Earth's atmosphere is often described by physicists and meteorologists as chaotic and nonlinear. Among many climate unknowns are the respective warming and cooling effects of water vapor and clouds and the drivers of major oceanic oscillations such as El Niño. These unknowns are why Steven Koonin titled his recent climate book Unsettled. Given the large body of pertinent unknowns, it is hubris to think we can predict future global climates and attribute causes a century and more out. But we are entirely within the bounds of scientific reason to dismiss CO2 as a climate "control knob" based on its limited effect on radiation transfer. It's also reasonable to think we have no serious business monitoring CO2 levels, much less destroying our energy independence to mitigate them.
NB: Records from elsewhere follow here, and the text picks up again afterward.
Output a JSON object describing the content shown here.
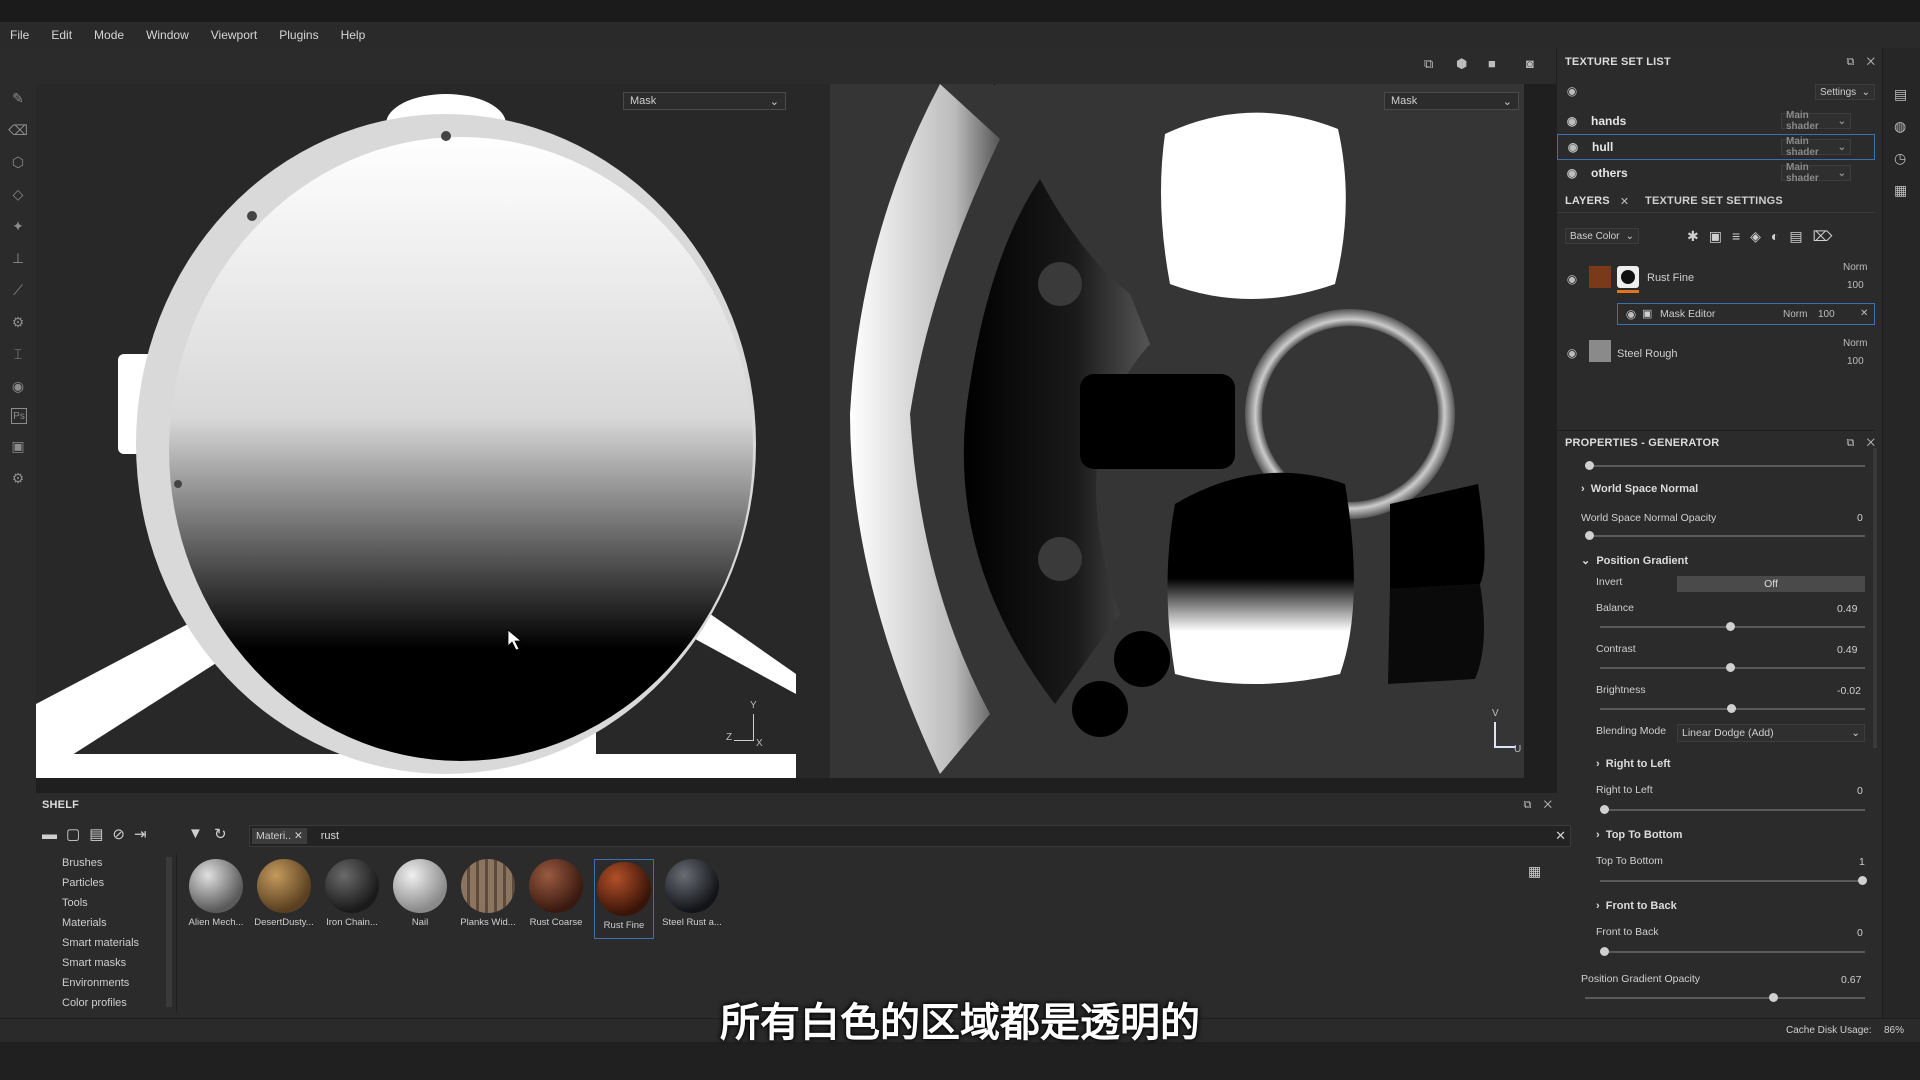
{
  "menu": [
    "File",
    "Edit",
    "Mode",
    "Window",
    "Viewport",
    "Plugins",
    "Help"
  ],
  "viewport": {
    "left_channel": "Mask",
    "right_channel": "Mask",
    "axis_3d": {
      "y": "Y",
      "z": "Z",
      "x": "X"
    },
    "axis_2d": {
      "v": "V",
      "u": "U"
    }
  },
  "texture_set_list": {
    "title": "TEXTURE SET LIST",
    "settings_label": "Settings",
    "sets": [
      {
        "name": "hands",
        "shader": "Main shader"
      },
      {
        "name": "hull",
        "shader": "Main shader",
        "selected": true
      },
      {
        "name": "others",
        "shader": "Main shader"
      }
    ]
  },
  "layers": {
    "tab_layers": "LAYERS",
    "tab_settings": "TEXTURE SET SETTINGS",
    "channel": "Base Color",
    "items": [
      {
        "name": "Rust Fine",
        "blend": "Norm",
        "opacity": "100"
      },
      {
        "name": "Mask Editor",
        "blend": "Norm",
        "opacity": "100"
      },
      {
        "name": "Steel Rough",
        "blend": "Norm",
        "opacity": "100"
      }
    ]
  },
  "properties": {
    "title": "PROPERTIES - GENERATOR",
    "world_space_normal": "World Space Normal",
    "world_space_normal_opacity_label": "World Space Normal Opacity",
    "world_space_normal_opacity": "0",
    "position_gradient": "Position Gradient",
    "invert_label": "Invert",
    "invert_value": "Off",
    "balance_label": "Balance",
    "balance": "0.49",
    "contrast_label": "Contrast",
    "contrast": "0.49",
    "brightness_label": "Brightness",
    "brightness": "-0.02",
    "blending_mode_label": "Blending Mode",
    "blending_mode": "Linear Dodge (Add)",
    "right_to_left_section": "Right to Left",
    "right_to_left_label": "Right to Left",
    "right_to_left": "0",
    "top_to_bottom_section": "Top To Bottom",
    "top_to_bottom_label": "Top To Bottom",
    "top_to_bottom": "1",
    "front_to_back_section": "Front to Back",
    "front_to_back_label": "Front to Back",
    "front_to_back": "0",
    "opacity_label": "Position Gradient Opacity",
    "opacity": "0.67"
  },
  "shelf": {
    "title": "SHELF",
    "filter_tag": "Materi..",
    "search": "rust",
    "categories": [
      "Brushes",
      "Particles",
      "Tools",
      "Materials",
      "Smart materials",
      "Smart masks",
      "Environments",
      "Color profiles"
    ],
    "items": [
      {
        "name": "Alien Mech...",
        "color": "#8a8a8a"
      },
      {
        "name": "DesertDusty...",
        "color": "#8d6a3c"
      },
      {
        "name": "Iron Chain...",
        "color": "#3a3a3a"
      },
      {
        "name": "Nail",
        "color": "#b8b8b8"
      },
      {
        "name": "Planks Wid...",
        "color": "#6e5a48"
      },
      {
        "name": "Rust Coarse",
        "color": "#6a3a28"
      },
      {
        "name": "Rust Fine",
        "color": "#7a3018",
        "selected": true
      },
      {
        "name": "Steel Rust a...",
        "color": "#2c2e33"
      }
    ]
  },
  "status": {
    "cache_label": "Cache Disk Usage:",
    "cache_value": "86%"
  },
  "subtitle": "所有白色的区域都是透明的"
}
Government energy policy is based on theoretical adverse effects of CO2 but entirely overlooks its benefits. CO2 is a part of the carbon cycle, important to life on Earth. We exhale it to complete our metabolic process, and plants use it to photosynthesize, giving off life-sustaining oxygen for us to breathe. We might as well call oxygen a pollutant as CO2, which the U.S. EPA has ill-advisedly so designated. The industrial-age doubling of atmospheric CO2 from 200 to 400 parts per million (ppm) is a benefit to plant life, as higher CO2 levels reduce plant desiccation via leaf openings called stomata. Recently observed greening of arid areas such as the Australian Outback serve to reinforce this point. So good for plant life are increased CO2 levels that operators routinely boost the interior of their greenhouses to 1000 ppm.
If plant life "likes" CO2 so much, why are we trying to protect the planet from more of it?
William Lippincott is a retired environmental consultant with a Ph.D. in biology from the University of California. Prior to his consulting career, he served as Chemical Corps 1st lieutenant, USAR. Dr. Lippincott began his consulting career in the '70s, a soldier for scientific rigor and skepticism over environmental activism. Among his wide-ranging project accomplishments were a marine wetland restoration and participation in the Army's Chemical Demilitarization program. Dr. Lippincott operated an I.T. small business specializing in environmental compliance until his retirement. He taught in the Cal State system and in Latin America and consulted for the federal government.